Not everyone is taken in by the risk appeal, however. “I don’t think I will [joust], I’ve got kids,” says Nick Kenworthy, a local cyclist. “If I had better medical insurance…” says Tom Fleming, another local cyclist and spectator.

For most members of the cycling community, the introduction and surprising popularity of the Tall Bike Joust is yet another step toward making Salt Lake comparable to the holy bike meccas. “This is bringing out a whole other genre of biking for Salt Lake… it gives the feeling of bike culture without speed, lycra or mountains. Just a great feeling of individuality,” says Ali Knutson, a local cyclist.


Dallin Credible, reigning champion from the last joust, wins the homemade medal for this round, along with a bag of tubes from Salt Lake Bicycle Co. He says this joust wasn’t quite as brutal as February’s, but the sport remains “punk as fuck.”


“The real event is just to get people out and doing something stupid.
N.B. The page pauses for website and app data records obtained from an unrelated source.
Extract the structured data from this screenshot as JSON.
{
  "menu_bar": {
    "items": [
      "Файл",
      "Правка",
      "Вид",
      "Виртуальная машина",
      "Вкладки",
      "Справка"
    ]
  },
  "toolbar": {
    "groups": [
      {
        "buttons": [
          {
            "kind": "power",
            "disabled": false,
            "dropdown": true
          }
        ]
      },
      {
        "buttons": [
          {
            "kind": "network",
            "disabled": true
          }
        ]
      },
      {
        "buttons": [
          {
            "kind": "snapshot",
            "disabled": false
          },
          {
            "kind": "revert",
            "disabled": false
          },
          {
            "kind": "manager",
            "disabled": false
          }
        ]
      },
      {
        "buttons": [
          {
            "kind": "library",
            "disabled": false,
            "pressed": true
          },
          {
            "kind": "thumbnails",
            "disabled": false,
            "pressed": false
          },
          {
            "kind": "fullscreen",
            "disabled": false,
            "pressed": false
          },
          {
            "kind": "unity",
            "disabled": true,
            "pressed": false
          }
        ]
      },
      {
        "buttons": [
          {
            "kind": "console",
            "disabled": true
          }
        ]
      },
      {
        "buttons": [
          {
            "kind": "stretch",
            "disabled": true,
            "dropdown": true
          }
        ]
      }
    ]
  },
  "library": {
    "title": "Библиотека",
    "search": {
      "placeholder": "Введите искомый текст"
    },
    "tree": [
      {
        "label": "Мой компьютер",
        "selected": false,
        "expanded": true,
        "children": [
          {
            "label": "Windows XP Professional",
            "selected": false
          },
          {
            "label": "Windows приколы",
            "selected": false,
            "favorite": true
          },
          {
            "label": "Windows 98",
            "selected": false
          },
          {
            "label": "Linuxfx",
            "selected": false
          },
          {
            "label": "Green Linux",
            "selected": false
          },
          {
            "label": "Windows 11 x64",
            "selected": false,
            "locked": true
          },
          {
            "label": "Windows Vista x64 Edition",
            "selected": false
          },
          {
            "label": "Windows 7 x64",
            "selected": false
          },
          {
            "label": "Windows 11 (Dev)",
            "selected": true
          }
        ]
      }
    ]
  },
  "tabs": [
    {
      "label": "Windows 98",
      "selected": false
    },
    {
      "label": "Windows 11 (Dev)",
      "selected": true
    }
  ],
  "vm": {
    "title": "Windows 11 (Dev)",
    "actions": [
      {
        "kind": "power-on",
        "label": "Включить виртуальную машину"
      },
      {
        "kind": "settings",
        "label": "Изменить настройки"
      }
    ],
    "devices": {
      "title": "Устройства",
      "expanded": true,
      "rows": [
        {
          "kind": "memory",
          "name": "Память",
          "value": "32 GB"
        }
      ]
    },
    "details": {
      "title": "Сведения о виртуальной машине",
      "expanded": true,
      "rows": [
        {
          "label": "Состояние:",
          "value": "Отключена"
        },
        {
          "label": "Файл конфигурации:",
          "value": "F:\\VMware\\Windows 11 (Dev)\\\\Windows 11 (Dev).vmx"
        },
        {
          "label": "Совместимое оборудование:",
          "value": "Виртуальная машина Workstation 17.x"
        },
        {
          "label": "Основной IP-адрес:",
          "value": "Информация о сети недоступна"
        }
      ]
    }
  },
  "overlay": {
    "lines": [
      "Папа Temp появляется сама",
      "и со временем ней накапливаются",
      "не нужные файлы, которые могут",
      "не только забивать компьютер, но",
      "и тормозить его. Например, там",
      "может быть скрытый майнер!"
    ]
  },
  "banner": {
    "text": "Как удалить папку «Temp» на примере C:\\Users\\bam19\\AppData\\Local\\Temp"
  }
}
This is just something that gets people out of their normal, everyday rut of life. When you see a giant tall bike and you hear that you’re going to be jousting on them, you have to see it, even just for a moment to say ‘what the hell is that,’” says Polichette.

“If anyone wondered where punk rock went, all you have to do is look under a bridge in Salt Lake City,” says Barnhill. The next tall bike joust will be Friday, July 3.  Visit for more details.